It was exciting to be part of a new congregation. For a few years we met at various locations, until our building project was completed in 2003. We have enjoyed our new building for about a year. It is nice to have a more public and visible presence in the community.

One of the delights of being a pastor is being able to observe how the Lord uses the gifts of His people for the good of others. It is gratifying to see God at work in people’s lives, giving them the willingness to deny themselves for others. I have enjoyed seeing the saints be witnesses about their Savior by their words and deeds. It is a great blessing to be able to spend much of the week studying and meditating on Scripture in preparation for preaching. I delight in preaching the great themes of Scripture: God’s sovereignty, the mission of God, the covenant, and the call to discipleship.

I love teaching catechism to the children of different ages. It is fun to watch the littlest children listen to Bible stories with wide eyes. I remember telling the story about the two women who disputed before Solomon over whose baby the living baby was. As the story reached its climax I began to see tears forming in the eyes of the littlest children. It is so fun to teach little children because they don’t always know which way the story will go. I also appreciate the spiritual and intellectual gifts that God gives to our young people so that they can interpret Scripture and think through theological issues.

Out of my own experience I would offer some advice to young people. Growing up, my own life was out of balance. I knew a lot of doctrine, but when it came to living the Christian life in a mature way, I was out of balance. For example, during my college years I was not a good witness about my Savior. I understood the doctrines of Calvinism, but I did not act like I should have as a Calvinist. Our Christian life needs to balance the importance of knowing the teachings of Scripture and living out the Christian life. We need to be not only hearers, but doers of the word.

A second comment I have is about how young people should view their studies. Education is a big part of your life. Do not view your studies as unfortunate work that you need to do to try to get a good enough grade to satisfy your parents. Don’t study to prove your intelligence or try to get accepted at a good college. Instead love God with your mind as you study. View your studies as service of God. Develop your gifts and mind for the glory of God. View your studies as preparation for service to God and other people.

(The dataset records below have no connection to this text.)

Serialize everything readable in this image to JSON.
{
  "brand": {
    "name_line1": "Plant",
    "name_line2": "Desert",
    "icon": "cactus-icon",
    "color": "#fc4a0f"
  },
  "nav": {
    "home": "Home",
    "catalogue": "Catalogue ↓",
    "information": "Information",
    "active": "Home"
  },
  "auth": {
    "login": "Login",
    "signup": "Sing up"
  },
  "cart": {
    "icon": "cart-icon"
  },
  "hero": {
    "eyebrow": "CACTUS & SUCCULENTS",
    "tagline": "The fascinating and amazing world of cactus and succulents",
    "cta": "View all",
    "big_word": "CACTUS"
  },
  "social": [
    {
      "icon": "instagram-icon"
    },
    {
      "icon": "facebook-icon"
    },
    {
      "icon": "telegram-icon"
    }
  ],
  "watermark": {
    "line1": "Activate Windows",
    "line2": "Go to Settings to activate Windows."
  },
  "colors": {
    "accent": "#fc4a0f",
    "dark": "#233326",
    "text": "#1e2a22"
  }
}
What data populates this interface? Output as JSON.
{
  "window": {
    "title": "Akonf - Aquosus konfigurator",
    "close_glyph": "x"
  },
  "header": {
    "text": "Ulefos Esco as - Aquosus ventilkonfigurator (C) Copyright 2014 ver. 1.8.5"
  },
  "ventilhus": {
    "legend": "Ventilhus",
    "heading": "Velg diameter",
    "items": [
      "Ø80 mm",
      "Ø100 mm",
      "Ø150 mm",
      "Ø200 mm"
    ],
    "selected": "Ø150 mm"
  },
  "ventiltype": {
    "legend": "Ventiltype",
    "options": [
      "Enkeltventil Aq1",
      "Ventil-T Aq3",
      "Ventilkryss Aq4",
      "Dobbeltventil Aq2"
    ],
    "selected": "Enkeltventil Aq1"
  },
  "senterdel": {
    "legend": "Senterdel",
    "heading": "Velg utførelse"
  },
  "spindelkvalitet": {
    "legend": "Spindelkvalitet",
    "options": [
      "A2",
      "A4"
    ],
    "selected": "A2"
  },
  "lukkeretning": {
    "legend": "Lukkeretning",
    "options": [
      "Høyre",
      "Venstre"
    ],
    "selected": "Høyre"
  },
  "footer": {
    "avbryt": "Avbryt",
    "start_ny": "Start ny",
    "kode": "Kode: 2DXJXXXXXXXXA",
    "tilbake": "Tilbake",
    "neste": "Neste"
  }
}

Finally, don’t get caught up with the latest coolest thing or fad—whether it is dress or music or whatever. Take a broader, more comprehensive view of life. Be faithful to the eternal Christ who is unchanging, the same yesterday, today, and forever.